## WHAT THIS TASK INVOLVES
Nothing should be left out: output all of the entries exactly.

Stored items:
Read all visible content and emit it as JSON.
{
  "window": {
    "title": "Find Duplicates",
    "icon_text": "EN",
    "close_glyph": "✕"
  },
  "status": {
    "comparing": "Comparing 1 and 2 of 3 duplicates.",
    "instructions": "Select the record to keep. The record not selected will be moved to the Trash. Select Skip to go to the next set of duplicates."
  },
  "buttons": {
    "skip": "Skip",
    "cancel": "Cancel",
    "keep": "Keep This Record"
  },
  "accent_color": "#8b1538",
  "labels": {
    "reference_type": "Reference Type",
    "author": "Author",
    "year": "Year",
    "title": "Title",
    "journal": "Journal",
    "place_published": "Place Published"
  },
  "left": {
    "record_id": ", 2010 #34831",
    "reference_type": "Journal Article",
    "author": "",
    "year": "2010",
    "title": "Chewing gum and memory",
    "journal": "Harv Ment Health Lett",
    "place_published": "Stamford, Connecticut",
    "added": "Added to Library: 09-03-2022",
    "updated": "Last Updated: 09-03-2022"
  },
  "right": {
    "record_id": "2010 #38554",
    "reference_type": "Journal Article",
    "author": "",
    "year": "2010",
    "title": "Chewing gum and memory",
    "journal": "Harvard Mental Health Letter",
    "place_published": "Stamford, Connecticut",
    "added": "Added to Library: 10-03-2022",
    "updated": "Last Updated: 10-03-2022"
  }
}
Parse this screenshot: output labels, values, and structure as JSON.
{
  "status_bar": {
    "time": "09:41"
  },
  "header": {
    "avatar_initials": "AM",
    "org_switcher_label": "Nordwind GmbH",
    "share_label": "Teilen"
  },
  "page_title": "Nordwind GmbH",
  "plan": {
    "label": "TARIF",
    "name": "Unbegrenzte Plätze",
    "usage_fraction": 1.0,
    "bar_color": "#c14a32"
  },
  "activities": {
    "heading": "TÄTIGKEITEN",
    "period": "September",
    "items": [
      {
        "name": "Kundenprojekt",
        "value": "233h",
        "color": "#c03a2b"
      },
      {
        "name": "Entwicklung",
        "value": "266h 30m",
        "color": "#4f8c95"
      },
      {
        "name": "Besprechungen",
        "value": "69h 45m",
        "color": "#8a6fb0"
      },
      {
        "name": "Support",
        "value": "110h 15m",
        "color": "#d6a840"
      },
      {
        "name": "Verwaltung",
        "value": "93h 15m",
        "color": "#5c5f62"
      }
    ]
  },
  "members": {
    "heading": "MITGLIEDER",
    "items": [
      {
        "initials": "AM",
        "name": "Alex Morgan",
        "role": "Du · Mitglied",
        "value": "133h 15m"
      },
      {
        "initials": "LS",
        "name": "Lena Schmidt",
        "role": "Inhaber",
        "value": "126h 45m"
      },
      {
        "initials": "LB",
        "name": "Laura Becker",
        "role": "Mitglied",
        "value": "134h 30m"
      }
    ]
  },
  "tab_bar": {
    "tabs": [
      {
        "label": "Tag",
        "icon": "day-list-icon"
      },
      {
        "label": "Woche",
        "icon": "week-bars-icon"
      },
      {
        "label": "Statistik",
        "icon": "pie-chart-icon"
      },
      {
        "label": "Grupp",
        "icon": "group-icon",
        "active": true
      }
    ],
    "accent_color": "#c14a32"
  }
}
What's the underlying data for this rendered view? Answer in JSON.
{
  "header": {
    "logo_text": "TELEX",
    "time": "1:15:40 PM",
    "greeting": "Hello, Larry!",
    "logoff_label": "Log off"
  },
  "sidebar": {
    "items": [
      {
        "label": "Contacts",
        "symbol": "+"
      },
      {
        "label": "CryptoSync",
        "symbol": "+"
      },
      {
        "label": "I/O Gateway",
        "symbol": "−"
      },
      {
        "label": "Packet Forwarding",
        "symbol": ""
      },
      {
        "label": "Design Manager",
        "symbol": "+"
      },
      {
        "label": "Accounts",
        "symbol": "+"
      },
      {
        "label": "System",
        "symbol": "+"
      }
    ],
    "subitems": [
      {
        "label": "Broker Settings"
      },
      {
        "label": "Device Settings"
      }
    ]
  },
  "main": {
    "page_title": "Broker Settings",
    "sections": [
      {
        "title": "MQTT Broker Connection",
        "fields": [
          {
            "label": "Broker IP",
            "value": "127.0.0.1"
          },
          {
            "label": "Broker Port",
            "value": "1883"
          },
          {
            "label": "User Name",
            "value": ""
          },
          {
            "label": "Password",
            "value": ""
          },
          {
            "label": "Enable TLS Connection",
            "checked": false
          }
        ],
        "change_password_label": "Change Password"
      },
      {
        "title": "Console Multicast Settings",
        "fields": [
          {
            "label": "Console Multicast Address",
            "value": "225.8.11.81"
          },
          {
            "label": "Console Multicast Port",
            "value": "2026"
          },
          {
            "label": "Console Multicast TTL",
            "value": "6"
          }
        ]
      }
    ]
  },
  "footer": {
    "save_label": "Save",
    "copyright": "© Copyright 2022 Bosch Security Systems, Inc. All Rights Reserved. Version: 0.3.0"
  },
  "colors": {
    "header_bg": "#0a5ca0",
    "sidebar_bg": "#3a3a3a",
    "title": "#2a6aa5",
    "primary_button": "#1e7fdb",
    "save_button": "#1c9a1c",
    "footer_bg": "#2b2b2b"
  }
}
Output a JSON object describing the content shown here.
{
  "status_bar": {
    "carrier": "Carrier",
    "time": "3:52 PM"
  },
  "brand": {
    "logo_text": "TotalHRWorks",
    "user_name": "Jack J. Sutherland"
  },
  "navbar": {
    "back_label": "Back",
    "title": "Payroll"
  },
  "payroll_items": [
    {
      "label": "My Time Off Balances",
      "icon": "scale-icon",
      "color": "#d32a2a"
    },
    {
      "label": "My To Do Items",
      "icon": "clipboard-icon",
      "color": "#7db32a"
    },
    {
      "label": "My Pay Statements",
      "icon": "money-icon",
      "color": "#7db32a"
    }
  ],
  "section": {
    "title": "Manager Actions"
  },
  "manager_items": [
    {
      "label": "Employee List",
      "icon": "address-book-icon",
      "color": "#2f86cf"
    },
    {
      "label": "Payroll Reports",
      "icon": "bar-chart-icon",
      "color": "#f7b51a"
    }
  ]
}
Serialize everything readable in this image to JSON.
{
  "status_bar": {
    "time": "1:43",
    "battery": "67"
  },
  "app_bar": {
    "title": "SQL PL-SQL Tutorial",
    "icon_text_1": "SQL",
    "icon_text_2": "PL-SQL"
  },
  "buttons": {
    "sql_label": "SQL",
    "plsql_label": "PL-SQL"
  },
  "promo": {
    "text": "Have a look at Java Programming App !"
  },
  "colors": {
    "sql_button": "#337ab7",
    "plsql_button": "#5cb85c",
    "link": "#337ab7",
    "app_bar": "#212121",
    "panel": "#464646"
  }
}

## OUTPUT OF THE EXERCISE
Read all visible content and emit it as JSON.
{
  "window": {
    "title": "Find Duplicates",
    "icon_text": "EN",
    "close_glyph": "✕"
  },
  "status": {
    "comparing": "Comparing 1 and 2 of 3 duplicates.",
    "instructions": "Select the record to keep. The record not selected will be moved to the Trash. Select Skip to go to the next set of duplicates."
  },
  "buttons": {
    "skip": "Skip",
    "cancel": "Cancel",
    "keep": "Keep This Record"
  },
  "accent_color": "#8b1538",
  "labels": {
    "reference_type": "Reference Type",
    "author": "Author",
    "year": "Year",
    "title": "Title",
    "journal": "Journal",
    "place_published": "Place Published"
  },
  "left": {
    "record_id": ", 2010 #34831",
    "reference_type": "Journal Article",
    "author": "",
    "year": "2010",
    "title": "Chewing gum and memory",
    "journal": "Harv Ment Health Lett",
    "place_published": "Stamford, Connecticut",
    "added": "Added to Library: 09-03-2022",
    "updated": "Last Updated: 09-03-2022"
  },
  "right": {
    "record_id": "2010 #38554",
    "reference_type": "Journal Article",
    "author": "",
    "year": "2010",
    "title": "Chewing gum and memory",
    "journal": "Harvard Mental Health Letter",
    "place_published": "Stamford, Connecticut",
    "added": "Added to Library: 10-03-2022",
    "updated": "Last Updated: 10-03-2022"
  }
}
Parse this screenshot: output labels, values, and structure as JSON.
{
  "status_bar": {
    "time": "09:41"
  },
  "header": {
    "avatar_initials": "AM",
    "org_switcher_label": "Nordwind GmbH",
    "share_label": "Teilen"
  },
  "page_title": "Nordwind GmbH",
  "plan": {
    "label": "TARIF",
    "name": "Unbegrenzte Plätze",
    "usage_fraction": 1.0,
    "bar_color": "#c14a32"
  },
  "activities": {
    "heading": "TÄTIGKEITEN",
    "period": "September",
    "items": [
      {
        "name": "Kundenprojekt",
        "value": "233h",
        "color": "#c03a2b"
      },
      {
        "name": "Entwicklung",
        "value": "266h 30m",
        "color": "#4f8c95"
      },
      {
        "name": "Besprechungen",
        "value": "69h 45m",
        "color": "#8a6fb0"
      },
      {
        "name": "Support",
        "value": "110h 15m",
        "color": "#d6a840"
      },
      {
        "name": "Verwaltung",
        "value": "93h 15m",
        "color": "#5c5f62"
      }
    ]
  },
  "members": {
    "heading": "MITGLIEDER",
    "items": [
      {
        "initials": "AM",
        "name": "Alex Morgan",
        "role": "Du · Mitglied",
        "value": "133h 15m"
      },
      {
        "initials": "LS",
        "name": "Lena Schmidt",
        "role": "Inhaber",
        "value": "126h 45m"
      },
      {
        "initials": "LB",
        "name": "Laura Becker",
        "role": "Mitglied",
        "value": "134h 30m"
      }
    ]
  },
  "tab_bar": {
    "tabs": [
      {
        "label": "Tag",
        "icon": "day-list-icon"
      },
      {
        "label": "Woche",
        "icon": "week-bars-icon"
      },
      {
        "label": "Statistik",
        "icon": "pie-chart-icon"
      },
      {
        "label": "Grupp",
        "icon": "group-icon",
        "active": true
      }
    ],
    "accent_color": "#c14a32"
  }
}
What's the underlying data for this rendered view? Answer in JSON.
{
  "header": {
    "logo_text": "TELEX",
    "time": "1:15:40 PM",
    "greeting": "Hello, Larry!",
    "logoff_label": "Log off"
  },
  "sidebar": {
    "items": [
      {
        "label": "Contacts",
        "symbol": "+"
      },
      {
        "label": "CryptoSync",
        "symbol": "+"
      },
      {
        "label": "I/O Gateway",
        "symbol": "−"
      },
      {
        "label": "Packet Forwarding",
        "symbol": ""
      },
      {
        "label": "Design Manager",
        "symbol": "+"
      },
      {
        "label": "Accounts",
        "symbol": "+"
      },
      {
        "label": "System",
        "symbol": "+"
      }
    ],
    "subitems": [
      {
        "label": "Broker Settings"
      },
      {
        "label": "Device Settings"
      }
    ]
  },
  "main": {
    "page_title": "Broker Settings",
    "sections": [
      {
        "title": "MQTT Broker Connection",
        "fields": [
          {
            "label": "Broker IP",
            "value": "127.0.0.1"
          },
          {
            "label": "Broker Port",
            "value": "1883"
          },
          {
            "label": "User Name",
            "value": ""
          },
          {
            "label": "Password",
            "value": ""
          },
          {
            "label": "Enable TLS Connection",
            "checked": false
          }
        ],
        "change_password_label": "Change Password"
      },
      {
        "title": "Console Multicast Settings",
        "fields": [
          {
            "label": "Console Multicast Address",
            "value": "225.8.11.81"
          },
          {
            "label": "Console Multicast Port",
            "value": "2026"
          },
          {
            "label": "Console Multicast TTL",
            "value": "6"
          }
        ]
      }
    ]
  },
  "footer": {
    "save_label": "Save",
    "copyright": "© Copyright 2022 Bosch Security Systems, Inc. All Rights Reserved. Version: 0.3.0"
  },
  "colors": {
    "header_bg": "#0a5ca0",
    "sidebar_bg": "#3a3a3a",
    "title": "#2a6aa5",
    "primary_button": "#1e7fdb",
    "save_button": "#1c9a1c",
    "footer_bg": "#2b2b2b"
  }
}
Output a JSON object describing the content shown here.
{
  "status_bar": {
    "carrier": "Carrier",
    "time": "3:52 PM"
  },
  "brand": {
    "logo_text": "TotalHRWorks",
    "user_name": "Jack J. Sutherland"
  },
  "navbar": {
    "back_label": "Back",
    "title": "Payroll"
  },
  "payroll_items": [
    {
      "label": "My Time Off Balances",
      "icon": "scale-icon",
      "color": "#d32a2a"
    },
    {
      "label": "My To Do Items",
      "icon": "clipboard-icon",
      "color": "#7db32a"
    },
    {
      "label": "My Pay Statements",
      "icon": "money-icon",
      "color": "#7db32a"
    }
  ],
  "section": {
    "title": "Manager Actions"
  },
  "manager_items": [
    {
      "label": "Employee List",
      "icon": "address-book-icon",
      "color": "#2f86cf"
    },
    {
      "label": "Payroll Reports",
      "icon": "bar-chart-icon",
      "color": "#f7b51a"
    }
  ]
}
Serialize everything readable in this image to JSON.
{
  "status_bar": {
    "time": "1:43",
    "battery": "67"
  },
  "app_bar": {
    "title": "SQL PL-SQL Tutorial",
    "icon_text_1": "SQL",
    "icon_text_2": "PL-SQL"
  },
  "buttons": {
    "sql_label": "SQL",
    "plsql_label": "PL-SQL"
  },
  "promo": {
    "text": "Have a look at Java Programming App !"
  },
  "colors": {
    "sql_button": "#337ab7",
    "plsql_button": "#5cb85c",
    "link": "#337ab7",
    "app_bar": "#212121",
    "panel": "#464646"
  }
}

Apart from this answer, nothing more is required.